Back when women had to have curls every day of the week, they also had to have a bonnet type hair dryer. In the 60s they were sold by the thousands and everybody loved them. The convenience of a beauty salon in your own home.
Tessie announced this morning, after seeing a few of the hatbox hair dryers on the net, that she must have one of her own. That silly hand held thing was just not adequate for the job.
"If I am going to do the 60s right, I need the new and wonderful electrical things that make life easier!" she said.
I had to do a lot of improvising for this one. I found some photos on Google and went to work.
For the outer shell, I started looking at bottle caps, but couldn't find one the right size to do the job. Then I spotted one of those kits to make covered buttons. The top should be curved at the edges. The bottom had to be made to fit the top. I used the largest size.
I grabbed one of those ever present cardboard dividers from the 12 packs of cat food. Then I cut a circle the same size as the button form and a long piece to fit around 3/8" high. I glued those together by butting the bottom edge of the strip against the circle and overlapping it about 1/4" at the back. I clamped that and let it dry.
Then I stretched blue suede over the top of the form and eased in the edges to make a smooth cover. It takes a bit of maneuvering, but it can be done.
I cut a round piece and a strip for the bottom and glued it on. I trimmed it even with the edges.
Then I used a white leather glove to line the interior of both the top and bottom.
I cut a short piece of leather and glued it in place for the handle. Then I glued strips of silver paper around the edges of both the top and bottom.
All of the machines had some kind of motor set in the middle of the case with a vent on the top. I did this part with three round, stacked Woodsies. I covered and stretched the white leather over those and trimmed of the excess at the bottom edge.
I glued that into the center bottom of the case. Then I put an odd metal piece for the vent and four beads for the knobs.
All of these dryers seem to have about the same kind of hose. They were flexible and kind of pleated around a coiled wire. I did that with four pieces cut out of a thin bendable straw. I pulled them out before cutting. After cutting it is almost impossible. Then I cut one end flush with the pleats and the other end about a quarter inch away from the pleats. I squished the plain end and stuffed it into the pleated end of the next piece with some glue inside the pleated tube.
I glued some silver paper around each end of the hose. This lays in a circle around the motor in the bottom.

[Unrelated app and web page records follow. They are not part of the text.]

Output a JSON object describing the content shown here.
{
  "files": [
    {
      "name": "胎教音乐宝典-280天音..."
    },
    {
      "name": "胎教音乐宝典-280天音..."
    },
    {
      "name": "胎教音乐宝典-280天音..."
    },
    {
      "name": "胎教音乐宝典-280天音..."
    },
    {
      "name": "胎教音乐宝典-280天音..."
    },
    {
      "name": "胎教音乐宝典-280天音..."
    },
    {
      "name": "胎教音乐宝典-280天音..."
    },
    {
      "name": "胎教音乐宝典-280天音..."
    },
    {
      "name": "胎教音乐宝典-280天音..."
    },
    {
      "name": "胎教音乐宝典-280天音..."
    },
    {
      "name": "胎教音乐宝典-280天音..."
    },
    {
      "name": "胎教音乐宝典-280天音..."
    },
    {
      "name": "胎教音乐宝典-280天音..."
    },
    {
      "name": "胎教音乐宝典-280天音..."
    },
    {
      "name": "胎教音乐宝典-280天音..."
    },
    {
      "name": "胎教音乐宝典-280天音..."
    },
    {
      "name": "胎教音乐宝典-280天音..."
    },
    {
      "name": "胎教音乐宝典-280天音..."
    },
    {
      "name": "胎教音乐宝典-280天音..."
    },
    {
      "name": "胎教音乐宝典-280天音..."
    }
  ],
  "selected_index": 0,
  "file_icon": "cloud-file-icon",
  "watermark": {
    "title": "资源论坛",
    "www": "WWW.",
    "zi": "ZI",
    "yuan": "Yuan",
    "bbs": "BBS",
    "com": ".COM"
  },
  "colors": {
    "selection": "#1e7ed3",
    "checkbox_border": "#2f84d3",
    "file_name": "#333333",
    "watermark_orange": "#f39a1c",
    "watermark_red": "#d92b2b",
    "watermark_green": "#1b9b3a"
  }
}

The bonnet is simply a 3" yo yo. Anybody that does quilting will be familiar with this. You cut out the circle and turn in the edges about an eighth of an inch. Baste it with short stitches around the edge. Pull up on the thread until it is a little poof.
The last step was cutting a tiny hole in the center for the connector. That is also a piece of the straw covered with silver paper just glued in place.
Tessie is waiting impatiently whilst I type. She wants her hair done...."NOW!"
I guess I will have to humor her....I know that within 24 hours she will be bored with the whole thing and back to her normal frizzy hair do.
I will try to catch a few photos of her in her puce curlers. No promises though.
She is yelling again. I have to go play hair dresser.
See you tomorrow.